Friar's Bush Graveyard is one of the oldest Christian sites in Belfast, with some graves dating to the early mediaeval period.[13] The site is marked on a map of 1570. In the 18th century when Catholics were forbidden to build a church in Belfast they met at Friar's Bush which was then outside the town boundary, for Holy Communion. Mass ceased in 1769.[14]

River Lagan[edit]

The Stranmillis Embankment along the Lagan marks the eastern edge of the Stranmillis area. A towpath runs from here along the river, south to the city of Lisburn and north as far as Jordanstown.[15] On Lockview Road where Stranmillis meets the river, a number of boating organisations including Queen's University Belfast Boat Club have access to the water.[16]

World Heritage Site nomination[edit]

In 2010 the Malone and Stranmillis Historic Urban Landscape was added to the tentative list of sites proposed for addition to the List of World Heritage Sites of the United Kingdom as an area of architectural interest featuring examples of the Arts and Crafts Movement.[4] The site was not put forward for the UK shortlist in 2011.[17]

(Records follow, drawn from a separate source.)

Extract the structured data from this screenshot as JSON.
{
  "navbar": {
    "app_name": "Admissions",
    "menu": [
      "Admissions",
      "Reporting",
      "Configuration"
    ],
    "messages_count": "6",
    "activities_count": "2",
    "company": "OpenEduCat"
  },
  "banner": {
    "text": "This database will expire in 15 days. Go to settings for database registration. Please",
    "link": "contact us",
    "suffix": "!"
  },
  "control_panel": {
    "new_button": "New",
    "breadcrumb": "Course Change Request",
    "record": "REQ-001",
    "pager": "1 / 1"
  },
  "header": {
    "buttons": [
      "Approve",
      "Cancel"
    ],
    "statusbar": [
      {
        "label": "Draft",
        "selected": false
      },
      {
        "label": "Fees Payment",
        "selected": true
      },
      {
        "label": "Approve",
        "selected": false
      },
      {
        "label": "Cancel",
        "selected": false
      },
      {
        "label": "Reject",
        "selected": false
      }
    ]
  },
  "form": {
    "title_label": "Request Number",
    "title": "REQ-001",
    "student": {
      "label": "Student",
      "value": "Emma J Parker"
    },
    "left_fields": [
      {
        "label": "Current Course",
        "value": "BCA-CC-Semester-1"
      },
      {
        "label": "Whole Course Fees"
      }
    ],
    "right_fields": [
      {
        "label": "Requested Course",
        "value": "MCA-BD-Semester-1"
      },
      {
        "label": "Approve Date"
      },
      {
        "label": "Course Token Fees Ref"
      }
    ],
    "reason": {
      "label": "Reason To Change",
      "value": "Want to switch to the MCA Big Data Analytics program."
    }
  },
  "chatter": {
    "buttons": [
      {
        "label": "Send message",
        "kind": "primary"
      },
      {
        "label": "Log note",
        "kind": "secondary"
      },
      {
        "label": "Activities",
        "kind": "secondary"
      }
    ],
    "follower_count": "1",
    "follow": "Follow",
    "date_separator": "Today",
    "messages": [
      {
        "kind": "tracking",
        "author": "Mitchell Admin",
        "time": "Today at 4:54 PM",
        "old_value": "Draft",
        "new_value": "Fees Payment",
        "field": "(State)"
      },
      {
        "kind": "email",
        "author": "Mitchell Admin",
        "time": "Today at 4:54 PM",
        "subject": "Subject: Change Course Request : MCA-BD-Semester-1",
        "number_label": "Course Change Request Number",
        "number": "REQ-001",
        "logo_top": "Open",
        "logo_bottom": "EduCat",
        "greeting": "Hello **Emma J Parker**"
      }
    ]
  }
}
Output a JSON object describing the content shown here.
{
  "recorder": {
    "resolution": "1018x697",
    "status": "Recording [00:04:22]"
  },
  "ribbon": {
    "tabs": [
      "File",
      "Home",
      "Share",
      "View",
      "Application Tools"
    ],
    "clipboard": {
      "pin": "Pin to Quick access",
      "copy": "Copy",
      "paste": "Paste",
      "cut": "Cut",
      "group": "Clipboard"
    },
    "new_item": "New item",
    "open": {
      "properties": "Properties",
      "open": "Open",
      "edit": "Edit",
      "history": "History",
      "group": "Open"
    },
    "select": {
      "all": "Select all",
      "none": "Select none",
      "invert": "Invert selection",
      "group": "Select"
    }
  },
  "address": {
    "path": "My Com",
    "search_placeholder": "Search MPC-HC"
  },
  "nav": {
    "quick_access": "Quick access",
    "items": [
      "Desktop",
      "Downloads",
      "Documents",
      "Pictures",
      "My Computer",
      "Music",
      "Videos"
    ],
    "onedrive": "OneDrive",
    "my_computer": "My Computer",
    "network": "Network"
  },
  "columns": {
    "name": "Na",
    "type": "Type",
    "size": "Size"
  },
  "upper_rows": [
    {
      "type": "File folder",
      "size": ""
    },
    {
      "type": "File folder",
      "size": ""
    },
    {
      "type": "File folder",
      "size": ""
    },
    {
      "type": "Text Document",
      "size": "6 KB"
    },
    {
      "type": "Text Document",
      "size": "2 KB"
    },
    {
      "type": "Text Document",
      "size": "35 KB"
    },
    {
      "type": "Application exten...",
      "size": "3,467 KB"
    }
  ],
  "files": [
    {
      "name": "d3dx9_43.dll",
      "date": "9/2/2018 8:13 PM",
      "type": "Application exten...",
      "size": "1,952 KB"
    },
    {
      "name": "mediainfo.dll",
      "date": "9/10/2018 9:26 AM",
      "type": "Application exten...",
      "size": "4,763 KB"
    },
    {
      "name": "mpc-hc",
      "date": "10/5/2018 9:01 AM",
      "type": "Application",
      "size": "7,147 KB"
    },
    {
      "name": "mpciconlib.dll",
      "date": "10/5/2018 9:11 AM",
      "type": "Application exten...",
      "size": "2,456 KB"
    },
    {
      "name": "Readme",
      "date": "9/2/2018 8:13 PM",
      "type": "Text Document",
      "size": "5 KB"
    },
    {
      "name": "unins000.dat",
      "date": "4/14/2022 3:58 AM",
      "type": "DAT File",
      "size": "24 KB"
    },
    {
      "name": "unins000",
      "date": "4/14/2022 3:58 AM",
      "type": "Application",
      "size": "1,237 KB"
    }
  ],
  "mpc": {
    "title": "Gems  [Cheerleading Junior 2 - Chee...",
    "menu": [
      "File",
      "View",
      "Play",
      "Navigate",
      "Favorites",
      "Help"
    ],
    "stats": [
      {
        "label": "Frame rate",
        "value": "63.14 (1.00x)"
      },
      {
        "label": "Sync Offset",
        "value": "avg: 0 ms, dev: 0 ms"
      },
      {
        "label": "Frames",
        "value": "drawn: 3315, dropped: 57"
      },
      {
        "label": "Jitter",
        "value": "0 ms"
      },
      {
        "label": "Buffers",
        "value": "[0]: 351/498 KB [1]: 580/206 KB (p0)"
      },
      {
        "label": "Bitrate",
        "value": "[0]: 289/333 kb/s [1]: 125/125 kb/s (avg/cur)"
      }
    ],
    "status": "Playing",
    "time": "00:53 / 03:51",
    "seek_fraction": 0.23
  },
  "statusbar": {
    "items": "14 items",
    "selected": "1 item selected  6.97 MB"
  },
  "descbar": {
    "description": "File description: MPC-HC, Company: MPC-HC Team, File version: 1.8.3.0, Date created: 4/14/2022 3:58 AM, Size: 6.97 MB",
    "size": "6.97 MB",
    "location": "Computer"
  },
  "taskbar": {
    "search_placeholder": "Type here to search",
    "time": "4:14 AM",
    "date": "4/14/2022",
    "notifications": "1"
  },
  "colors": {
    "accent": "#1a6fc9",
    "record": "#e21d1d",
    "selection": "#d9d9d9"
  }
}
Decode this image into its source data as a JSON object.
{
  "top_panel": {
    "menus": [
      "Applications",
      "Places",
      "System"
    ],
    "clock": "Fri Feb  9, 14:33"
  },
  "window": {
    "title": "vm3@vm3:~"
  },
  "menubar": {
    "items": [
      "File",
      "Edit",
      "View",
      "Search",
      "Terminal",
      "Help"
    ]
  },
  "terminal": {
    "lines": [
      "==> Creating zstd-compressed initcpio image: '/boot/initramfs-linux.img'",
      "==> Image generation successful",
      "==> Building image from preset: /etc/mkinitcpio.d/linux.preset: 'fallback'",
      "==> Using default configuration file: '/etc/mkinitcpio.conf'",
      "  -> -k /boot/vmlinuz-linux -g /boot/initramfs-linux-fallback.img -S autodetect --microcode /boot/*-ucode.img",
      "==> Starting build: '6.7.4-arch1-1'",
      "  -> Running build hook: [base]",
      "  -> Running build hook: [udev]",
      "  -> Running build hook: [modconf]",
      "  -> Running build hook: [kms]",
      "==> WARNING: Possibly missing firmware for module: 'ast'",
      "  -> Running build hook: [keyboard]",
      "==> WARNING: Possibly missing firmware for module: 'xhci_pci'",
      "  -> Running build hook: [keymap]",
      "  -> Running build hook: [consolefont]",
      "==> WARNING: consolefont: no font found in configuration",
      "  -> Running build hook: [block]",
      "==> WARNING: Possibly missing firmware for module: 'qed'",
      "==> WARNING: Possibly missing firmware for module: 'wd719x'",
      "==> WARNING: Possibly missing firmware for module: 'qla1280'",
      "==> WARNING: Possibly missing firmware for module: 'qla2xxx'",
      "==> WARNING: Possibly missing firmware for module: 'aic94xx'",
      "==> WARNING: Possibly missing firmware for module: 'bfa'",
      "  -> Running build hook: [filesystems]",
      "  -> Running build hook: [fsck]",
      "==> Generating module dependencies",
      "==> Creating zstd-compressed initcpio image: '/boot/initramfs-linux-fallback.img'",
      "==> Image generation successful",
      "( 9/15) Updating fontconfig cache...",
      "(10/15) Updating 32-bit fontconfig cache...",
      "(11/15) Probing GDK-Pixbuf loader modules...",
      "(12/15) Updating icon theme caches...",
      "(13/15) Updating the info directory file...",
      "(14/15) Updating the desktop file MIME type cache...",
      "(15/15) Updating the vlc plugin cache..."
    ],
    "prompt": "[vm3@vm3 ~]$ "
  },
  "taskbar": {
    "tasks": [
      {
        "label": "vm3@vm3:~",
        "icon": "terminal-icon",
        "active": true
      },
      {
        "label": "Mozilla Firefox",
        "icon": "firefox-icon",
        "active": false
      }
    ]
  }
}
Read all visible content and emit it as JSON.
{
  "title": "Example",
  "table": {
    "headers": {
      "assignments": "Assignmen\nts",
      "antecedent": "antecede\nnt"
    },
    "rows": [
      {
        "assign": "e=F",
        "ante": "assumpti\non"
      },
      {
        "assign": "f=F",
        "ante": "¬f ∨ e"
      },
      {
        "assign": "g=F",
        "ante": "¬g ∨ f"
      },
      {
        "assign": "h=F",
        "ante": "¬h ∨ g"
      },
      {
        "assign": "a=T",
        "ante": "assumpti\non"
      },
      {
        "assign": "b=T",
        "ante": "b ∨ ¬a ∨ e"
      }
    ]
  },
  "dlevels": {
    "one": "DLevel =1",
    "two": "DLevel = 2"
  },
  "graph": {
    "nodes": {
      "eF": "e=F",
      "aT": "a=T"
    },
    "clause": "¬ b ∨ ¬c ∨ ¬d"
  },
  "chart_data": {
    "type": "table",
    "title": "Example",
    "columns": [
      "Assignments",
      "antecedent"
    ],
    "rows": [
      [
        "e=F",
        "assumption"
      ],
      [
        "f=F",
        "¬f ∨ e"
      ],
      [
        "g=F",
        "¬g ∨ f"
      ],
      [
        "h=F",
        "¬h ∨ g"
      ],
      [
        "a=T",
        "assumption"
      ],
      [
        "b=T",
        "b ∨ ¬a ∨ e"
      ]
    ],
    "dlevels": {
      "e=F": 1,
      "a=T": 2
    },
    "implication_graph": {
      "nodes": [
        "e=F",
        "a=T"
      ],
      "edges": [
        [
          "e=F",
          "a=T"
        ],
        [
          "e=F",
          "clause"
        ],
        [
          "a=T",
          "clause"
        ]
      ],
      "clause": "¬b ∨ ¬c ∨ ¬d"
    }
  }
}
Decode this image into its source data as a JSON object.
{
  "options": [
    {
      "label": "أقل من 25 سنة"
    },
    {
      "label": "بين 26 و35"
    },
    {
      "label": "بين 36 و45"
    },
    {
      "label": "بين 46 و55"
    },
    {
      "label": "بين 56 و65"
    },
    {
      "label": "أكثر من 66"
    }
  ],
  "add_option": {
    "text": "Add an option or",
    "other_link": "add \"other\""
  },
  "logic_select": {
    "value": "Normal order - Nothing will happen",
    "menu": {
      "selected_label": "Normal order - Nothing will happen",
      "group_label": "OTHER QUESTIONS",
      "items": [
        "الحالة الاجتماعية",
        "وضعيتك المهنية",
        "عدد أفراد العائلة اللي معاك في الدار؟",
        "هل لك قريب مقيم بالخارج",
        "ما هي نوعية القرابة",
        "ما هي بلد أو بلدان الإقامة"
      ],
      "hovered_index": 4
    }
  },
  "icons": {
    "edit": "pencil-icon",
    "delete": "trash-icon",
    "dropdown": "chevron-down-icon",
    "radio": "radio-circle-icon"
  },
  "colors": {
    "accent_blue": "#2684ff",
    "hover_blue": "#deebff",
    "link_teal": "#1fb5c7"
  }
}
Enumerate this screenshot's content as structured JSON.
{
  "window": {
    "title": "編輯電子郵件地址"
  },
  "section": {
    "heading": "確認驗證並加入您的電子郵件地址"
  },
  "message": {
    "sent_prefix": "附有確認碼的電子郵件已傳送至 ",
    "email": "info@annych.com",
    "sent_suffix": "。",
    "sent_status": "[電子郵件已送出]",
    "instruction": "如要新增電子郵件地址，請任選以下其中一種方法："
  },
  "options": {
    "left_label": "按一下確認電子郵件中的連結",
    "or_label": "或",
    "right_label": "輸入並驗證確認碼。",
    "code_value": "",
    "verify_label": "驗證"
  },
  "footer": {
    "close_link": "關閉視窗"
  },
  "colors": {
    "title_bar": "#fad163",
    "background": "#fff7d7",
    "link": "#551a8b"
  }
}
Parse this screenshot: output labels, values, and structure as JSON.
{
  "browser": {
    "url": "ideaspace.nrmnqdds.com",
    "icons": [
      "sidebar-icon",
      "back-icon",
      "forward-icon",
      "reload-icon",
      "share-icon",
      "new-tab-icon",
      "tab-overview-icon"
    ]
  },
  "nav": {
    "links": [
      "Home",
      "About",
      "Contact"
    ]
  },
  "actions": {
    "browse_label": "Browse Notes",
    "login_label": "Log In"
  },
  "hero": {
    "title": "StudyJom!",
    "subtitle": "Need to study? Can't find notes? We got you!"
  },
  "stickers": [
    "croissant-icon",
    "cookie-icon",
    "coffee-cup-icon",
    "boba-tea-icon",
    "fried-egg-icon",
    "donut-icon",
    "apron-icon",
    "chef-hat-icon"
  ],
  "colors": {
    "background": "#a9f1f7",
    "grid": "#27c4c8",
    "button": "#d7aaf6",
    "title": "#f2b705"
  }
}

See also[edit]


  1. ^ "Ward Information for Stranmillis Ward 95GG42". NISRA. Retrieved 26 December 2014. 
  2. ^ a b "New date set for museum opening". BBC News Online. Retrieved 26 December 2014. 
  3. ^ a b "Palm House". Friends of Belfast Botanic Gardens. Retrieved 8 April 2013. 
  4. ^ a b UK Tentative List of Potential Sites for World Heritage Nomination: Application form – Malone and Stranmillis Historic Urban landscape, Northern Ireland (PDF), United Kingdom Department for Culture, Media and Sport, retrieved 2 December 2010 
  5. ^ a b c "Hidden History: Stranmillis Estate History". Hidden History. Series 1. Episode 1. BBC NI. Retrieved 26 December 2014. 
  6. ^ a b "Stranmillis Conservation Area" (PDF). Planning NI. 3 July 1996. Retrieved 26 December 2014. 
  7. ^ "The Tropical Ravine". Friends of Belfast Botanic Gardens. Retrieved 8 April 2013. 
  8. ^ Byrne, Ophelia (24 March 2009). "The Lyric Theatre: The only theatre in Belfast to remain open throughout the Troubles". Retrieved 26 December 2014. 
  9. ^ Bowie-Sell, Daisy (2 May 2011). "The Crucible opens The Lyric theatre Belfast". Belfast Telegraph. Retrieved 26 December 2014. 
  10. ^ "University Colleges". Queen's University Belfast. Retrieved 26 December 2014. 
  11. ^ "Other buildings". Queen's University Belfast. Retrieved 26 December 2014. 
  12. ^ "Queen's Sport Botanic PEC". Queen's University Belfast. Retrieved 26 December 2014. 
  13. ^ "Origin of Belfast Street Names". Retrieved 26 December 2014. 
  14. ^ Weatherall, N (2002). South Belfast Terrace and Villa. ISBN 1900935287. 
  15. ^ "Lagan and Lough Cycle Way". Cycle NI. Retrieved 26 December 2014. 
  16. ^ "Queen's Sport – Boat House". Retrieved 26 December 2014. 
  17. ^ "Eleven potential World Heritage Sites make up UK shortlist". Department for Culture, Media and Sport. 22 March 2011. Retrieved 26 December 2014. 

External links[edit]